▶ [Activity]: With spelling and spacing unchanged, write out each line of the material.

═════ Data for processing ═════

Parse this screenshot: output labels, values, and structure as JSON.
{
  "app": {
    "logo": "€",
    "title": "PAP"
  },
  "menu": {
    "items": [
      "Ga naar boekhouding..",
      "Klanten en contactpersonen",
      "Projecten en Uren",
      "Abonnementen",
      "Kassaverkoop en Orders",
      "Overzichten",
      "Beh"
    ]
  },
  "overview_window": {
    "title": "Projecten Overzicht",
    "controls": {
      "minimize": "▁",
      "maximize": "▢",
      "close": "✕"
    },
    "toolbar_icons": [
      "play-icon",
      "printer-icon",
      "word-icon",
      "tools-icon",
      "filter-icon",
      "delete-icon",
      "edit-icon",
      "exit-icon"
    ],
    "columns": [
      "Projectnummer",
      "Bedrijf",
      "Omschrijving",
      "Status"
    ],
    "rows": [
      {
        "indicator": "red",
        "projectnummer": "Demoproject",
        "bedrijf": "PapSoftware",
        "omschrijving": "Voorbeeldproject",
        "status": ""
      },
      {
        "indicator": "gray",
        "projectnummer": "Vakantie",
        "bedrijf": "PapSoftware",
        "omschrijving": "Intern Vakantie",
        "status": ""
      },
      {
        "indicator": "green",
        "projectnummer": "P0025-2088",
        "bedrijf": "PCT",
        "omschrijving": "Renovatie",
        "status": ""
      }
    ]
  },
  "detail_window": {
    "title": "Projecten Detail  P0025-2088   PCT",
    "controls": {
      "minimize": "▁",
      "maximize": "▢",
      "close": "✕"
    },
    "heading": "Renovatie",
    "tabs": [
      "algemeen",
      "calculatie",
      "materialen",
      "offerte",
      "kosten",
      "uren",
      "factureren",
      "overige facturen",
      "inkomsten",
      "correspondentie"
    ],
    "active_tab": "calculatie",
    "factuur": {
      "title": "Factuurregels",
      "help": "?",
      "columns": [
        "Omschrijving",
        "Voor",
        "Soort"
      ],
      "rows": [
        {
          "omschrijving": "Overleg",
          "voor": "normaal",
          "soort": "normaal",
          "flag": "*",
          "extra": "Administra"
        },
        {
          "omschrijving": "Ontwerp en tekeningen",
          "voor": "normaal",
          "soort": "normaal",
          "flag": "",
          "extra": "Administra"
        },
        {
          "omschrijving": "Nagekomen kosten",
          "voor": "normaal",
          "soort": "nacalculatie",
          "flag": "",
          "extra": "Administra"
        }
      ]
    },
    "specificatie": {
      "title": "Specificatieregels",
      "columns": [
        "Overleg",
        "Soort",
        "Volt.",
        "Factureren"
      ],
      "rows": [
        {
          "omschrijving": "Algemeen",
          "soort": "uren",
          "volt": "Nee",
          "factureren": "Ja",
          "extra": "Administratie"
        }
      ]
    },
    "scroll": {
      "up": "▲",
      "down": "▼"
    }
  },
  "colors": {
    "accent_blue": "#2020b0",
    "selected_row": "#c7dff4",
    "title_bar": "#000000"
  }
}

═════

▶ [Response]:
Parse this screenshot: output labels, values, and structure as JSON.
{
  "app": {
    "logo": "€",
    "title": "PAP"
  },
  "menu": {
    "items": [
      "Ga naar boekhouding..",
      "Klanten en contactpersonen",
      "Projecten en Uren",
      "Abonnementen",
      "Kassaverkoop en Orders",
      "Overzichten",
      "Beh"
    ]
  },
  "overview_window": {
    "title": "Projecten Overzicht",
    "controls": {
      "minimize": "▁",
      "maximize": "▢",
      "close": "✕"
    },
    "toolbar_icons": [
      "play-icon",
      "printer-icon",
      "word-icon",
      "tools-icon",
      "filter-icon",
      "delete-icon",
      "edit-icon",
      "exit-icon"
    ],
    "columns": [
      "Projectnummer",
      "Bedrijf",
      "Omschrijving",
      "Status"
    ],
    "rows": [
      {
        "indicator": "red",
        "projectnummer": "Demoproject",
        "bedrijf": "PapSoftware",
        "omschrijving": "Voorbeeldproject",
        "status": ""
      },
      {
        "indicator": "gray",
        "projectnummer": "Vakantie",
        "bedrijf": "PapSoftware",
        "omschrijving": "Intern Vakantie",
        "status": ""
      },
      {
        "indicator": "green",
        "projectnummer": "P0025-2088",
        "bedrijf": "PCT",
        "omschrijving": "Renovatie",
        "status": ""
      }
    ]
  },
  "detail_window": {
    "title": "Projecten Detail  P0025-2088   PCT",
    "controls": {
      "minimize": "▁",
      "maximize": "▢",
      "close": "✕"
    },
    "heading": "Renovatie",
    "tabs": [
      "algemeen",
      "calculatie",
      "materialen",
      "offerte",
      "kosten",
      "uren",
      "factureren",
      "overige facturen",
      "inkomsten",
      "correspondentie"
    ],
    "active_tab": "calculatie",
    "factuur": {
      "title": "Factuurregels",
      "help": "?",
      "columns": [
        "Omschrijving",
        "Voor",
        "Soort"
      ],
      "rows": [
        {
          "omschrijving": "Overleg",
          "voor": "normaal",
          "soort": "normaal",
          "flag": "*",
          "extra": "Administra"
        },
        {
          "omschrijving": "Ontwerp en tekeningen",
          "voor": "normaal",
          "soort": "normaal",
          "flag": "",
          "extra": "Administra"
        },
        {
          "omschrijving": "Nagekomen kosten",
          "voor": "normaal",
          "soort": "nacalculatie",
          "flag": "",
          "extra": "Administra"
        }
      ]
    },
    "specificatie": {
      "title": "Specificatieregels",
      "columns": [
        "Overleg",
        "Soort",
        "Volt.",
        "Factureren"
      ],
      "rows": [
        {
          "omschrijving": "Algemeen",
          "soort": "uren",
          "volt": "Nee",
          "factureren": "Ja",
          "extra": "Administratie"
        }
      ]
    },
    "scroll": {
      "up": "▲",
      "down": "▼"
    }
  },
  "colors": {
    "accent_blue": "#2020b0",
    "selected_row": "#c7dff4",
    "title_bar": "#000000"
  }
}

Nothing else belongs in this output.